THE DATA Start Marker

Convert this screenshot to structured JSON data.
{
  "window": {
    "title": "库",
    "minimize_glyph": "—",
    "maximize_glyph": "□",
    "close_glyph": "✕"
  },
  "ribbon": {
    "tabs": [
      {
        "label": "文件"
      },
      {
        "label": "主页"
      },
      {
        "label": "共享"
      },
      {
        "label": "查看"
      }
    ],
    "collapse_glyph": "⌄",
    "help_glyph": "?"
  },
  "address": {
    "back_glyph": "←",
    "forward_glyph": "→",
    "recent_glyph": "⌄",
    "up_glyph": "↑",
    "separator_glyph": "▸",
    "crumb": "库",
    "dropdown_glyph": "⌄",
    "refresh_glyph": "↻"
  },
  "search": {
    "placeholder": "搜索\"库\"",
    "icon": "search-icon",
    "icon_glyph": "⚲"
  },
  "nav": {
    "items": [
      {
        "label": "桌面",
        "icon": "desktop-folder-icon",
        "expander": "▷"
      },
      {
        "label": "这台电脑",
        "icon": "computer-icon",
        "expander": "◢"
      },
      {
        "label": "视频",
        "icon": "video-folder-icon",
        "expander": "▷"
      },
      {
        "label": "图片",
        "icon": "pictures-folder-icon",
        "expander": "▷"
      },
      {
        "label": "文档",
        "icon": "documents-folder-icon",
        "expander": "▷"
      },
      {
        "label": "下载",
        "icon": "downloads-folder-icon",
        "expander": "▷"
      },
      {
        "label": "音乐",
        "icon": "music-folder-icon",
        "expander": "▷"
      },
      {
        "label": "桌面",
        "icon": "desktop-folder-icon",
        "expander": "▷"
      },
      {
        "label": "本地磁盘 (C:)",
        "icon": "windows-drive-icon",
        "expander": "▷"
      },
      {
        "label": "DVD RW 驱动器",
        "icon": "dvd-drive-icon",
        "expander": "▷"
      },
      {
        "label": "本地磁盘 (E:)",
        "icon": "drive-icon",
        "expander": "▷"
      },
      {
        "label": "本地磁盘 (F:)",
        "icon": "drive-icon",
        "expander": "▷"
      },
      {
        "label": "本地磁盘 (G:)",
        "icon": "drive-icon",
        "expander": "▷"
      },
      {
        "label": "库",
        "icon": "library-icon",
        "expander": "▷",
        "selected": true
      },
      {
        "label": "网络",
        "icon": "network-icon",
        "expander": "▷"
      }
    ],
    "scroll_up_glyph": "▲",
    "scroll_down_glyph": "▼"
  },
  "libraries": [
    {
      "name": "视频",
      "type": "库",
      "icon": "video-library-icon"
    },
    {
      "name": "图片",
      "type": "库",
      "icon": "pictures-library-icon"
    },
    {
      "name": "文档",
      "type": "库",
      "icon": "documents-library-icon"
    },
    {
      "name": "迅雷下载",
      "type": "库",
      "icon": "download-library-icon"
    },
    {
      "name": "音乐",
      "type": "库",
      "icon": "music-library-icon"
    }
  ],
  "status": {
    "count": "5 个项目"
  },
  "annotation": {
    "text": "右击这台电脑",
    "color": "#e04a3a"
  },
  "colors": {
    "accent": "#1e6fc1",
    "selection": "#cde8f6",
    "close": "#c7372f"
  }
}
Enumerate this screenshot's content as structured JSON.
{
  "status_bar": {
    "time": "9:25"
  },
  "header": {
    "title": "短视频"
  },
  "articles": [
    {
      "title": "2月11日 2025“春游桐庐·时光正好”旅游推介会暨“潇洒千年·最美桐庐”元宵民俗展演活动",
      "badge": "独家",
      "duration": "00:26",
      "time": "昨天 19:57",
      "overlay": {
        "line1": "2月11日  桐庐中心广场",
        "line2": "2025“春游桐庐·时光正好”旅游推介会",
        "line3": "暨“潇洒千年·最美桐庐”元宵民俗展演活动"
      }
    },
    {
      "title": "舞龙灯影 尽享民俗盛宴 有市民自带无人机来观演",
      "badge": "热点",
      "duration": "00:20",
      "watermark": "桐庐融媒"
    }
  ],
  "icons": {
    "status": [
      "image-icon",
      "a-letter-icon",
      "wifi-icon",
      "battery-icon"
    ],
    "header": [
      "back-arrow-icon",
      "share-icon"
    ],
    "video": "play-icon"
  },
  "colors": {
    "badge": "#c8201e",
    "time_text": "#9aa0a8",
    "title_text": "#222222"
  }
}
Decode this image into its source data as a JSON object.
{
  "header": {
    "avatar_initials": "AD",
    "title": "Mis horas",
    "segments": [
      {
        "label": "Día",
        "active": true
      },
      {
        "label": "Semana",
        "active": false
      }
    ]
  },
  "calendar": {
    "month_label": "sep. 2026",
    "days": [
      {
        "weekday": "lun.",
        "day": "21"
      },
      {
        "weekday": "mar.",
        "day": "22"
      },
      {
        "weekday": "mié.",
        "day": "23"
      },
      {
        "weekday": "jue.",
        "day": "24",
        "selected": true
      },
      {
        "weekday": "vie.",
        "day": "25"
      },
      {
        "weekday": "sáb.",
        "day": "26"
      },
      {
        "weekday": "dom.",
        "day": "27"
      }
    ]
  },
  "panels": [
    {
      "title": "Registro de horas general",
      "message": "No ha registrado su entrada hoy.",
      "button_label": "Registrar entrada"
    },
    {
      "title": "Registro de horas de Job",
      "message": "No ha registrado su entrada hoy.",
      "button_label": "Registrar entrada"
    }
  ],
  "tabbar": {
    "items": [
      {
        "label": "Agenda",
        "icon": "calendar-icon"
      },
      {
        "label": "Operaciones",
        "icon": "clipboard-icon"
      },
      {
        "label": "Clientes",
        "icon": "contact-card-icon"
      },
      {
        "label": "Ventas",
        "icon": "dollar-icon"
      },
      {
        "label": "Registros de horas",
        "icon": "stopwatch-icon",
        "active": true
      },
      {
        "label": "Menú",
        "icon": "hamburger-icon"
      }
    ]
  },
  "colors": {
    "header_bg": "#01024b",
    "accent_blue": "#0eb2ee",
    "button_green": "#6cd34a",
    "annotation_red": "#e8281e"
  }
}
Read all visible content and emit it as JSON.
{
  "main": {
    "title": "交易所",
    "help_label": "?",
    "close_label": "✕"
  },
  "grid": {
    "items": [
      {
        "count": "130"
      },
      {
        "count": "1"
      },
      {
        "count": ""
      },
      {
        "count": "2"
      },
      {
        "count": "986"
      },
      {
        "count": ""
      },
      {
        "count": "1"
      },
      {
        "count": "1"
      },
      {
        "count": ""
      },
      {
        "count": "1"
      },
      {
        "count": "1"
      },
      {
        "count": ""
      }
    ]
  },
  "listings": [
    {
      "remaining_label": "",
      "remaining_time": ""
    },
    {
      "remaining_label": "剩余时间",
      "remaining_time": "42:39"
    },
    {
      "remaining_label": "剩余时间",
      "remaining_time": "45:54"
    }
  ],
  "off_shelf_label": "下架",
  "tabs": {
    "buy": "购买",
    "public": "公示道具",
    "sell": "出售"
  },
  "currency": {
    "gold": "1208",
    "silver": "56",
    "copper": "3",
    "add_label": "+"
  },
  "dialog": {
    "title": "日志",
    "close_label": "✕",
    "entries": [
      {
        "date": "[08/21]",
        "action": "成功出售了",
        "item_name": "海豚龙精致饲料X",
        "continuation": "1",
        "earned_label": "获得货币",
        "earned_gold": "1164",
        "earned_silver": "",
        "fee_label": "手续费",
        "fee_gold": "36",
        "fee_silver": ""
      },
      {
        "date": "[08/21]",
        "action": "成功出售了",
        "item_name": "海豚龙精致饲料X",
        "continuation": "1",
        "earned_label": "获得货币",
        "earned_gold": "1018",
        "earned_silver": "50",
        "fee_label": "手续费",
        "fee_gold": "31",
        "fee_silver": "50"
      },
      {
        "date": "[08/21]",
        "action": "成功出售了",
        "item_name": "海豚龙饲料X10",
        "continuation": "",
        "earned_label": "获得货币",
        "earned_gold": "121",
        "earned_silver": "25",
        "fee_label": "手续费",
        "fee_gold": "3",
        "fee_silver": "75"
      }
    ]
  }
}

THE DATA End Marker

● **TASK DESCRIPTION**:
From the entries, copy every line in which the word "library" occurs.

● **RESULT OF THE EXERCISE**:
        "icon": "library-icon",
      "icon": "video-library-icon"
      "icon": "pictures-library-icon"
      "icon": "documents-library-icon"
      "icon": "download-library-icon"
      "icon": "music-library-icon"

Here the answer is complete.